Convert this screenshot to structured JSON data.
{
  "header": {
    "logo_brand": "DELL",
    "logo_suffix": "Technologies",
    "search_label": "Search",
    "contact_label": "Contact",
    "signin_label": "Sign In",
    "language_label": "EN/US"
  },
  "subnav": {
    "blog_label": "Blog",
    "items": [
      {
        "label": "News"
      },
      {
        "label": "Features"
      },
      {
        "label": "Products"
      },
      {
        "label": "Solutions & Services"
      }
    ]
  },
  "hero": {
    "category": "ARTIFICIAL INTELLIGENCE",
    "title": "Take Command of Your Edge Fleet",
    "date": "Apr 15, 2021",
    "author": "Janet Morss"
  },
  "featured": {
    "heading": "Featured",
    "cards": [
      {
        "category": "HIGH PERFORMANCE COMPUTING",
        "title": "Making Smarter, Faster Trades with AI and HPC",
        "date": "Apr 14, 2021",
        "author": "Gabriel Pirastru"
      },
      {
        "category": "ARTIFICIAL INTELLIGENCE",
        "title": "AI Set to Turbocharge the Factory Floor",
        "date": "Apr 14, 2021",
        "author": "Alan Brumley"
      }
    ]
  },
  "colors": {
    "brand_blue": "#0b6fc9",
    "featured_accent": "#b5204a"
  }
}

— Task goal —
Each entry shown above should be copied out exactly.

— Response area —
Convert this screenshot to structured JSON data.
{
  "header": {
    "logo_brand": "DELL",
    "logo_suffix": "Technologies",
    "search_label": "Search",
    "contact_label": "Contact",
    "signin_label": "Sign In",
    "language_label": "EN/US"
  },
  "subnav": {
    "blog_label": "Blog",
    "items": [
      {
        "label": "News"
      },
      {
        "label": "Features"
      },
      {
        "label": "Products"
      },
      {
        "label": "Solutions & Services"
      }
    ]
  },
  "hero": {
    "category": "ARTIFICIAL INTELLIGENCE",
    "title": "Take Command of Your Edge Fleet",
    "date": "Apr 15, 2021",
    "author": "Janet Morss"
  },
  "featured": {
    "heading": "Featured",
    "cards": [
      {
        "category": "HIGH PERFORMANCE COMPUTING",
        "title": "Making Smarter, Faster Trades with AI and HPC",
        "date": "Apr 14, 2021",
        "author": "Gabriel Pirastru"
      },
      {
        "category": "ARTIFICIAL INTELLIGENCE",
        "title": "AI Set to Turbocharge the Factory Floor",
        "date": "Apr 14, 2021",
        "author": "Alan Brumley"
      }
    ]
  },
  "colors": {
    "brand_blue": "#0b6fc9",
    "featured_accent": "#b5204a"
  }
}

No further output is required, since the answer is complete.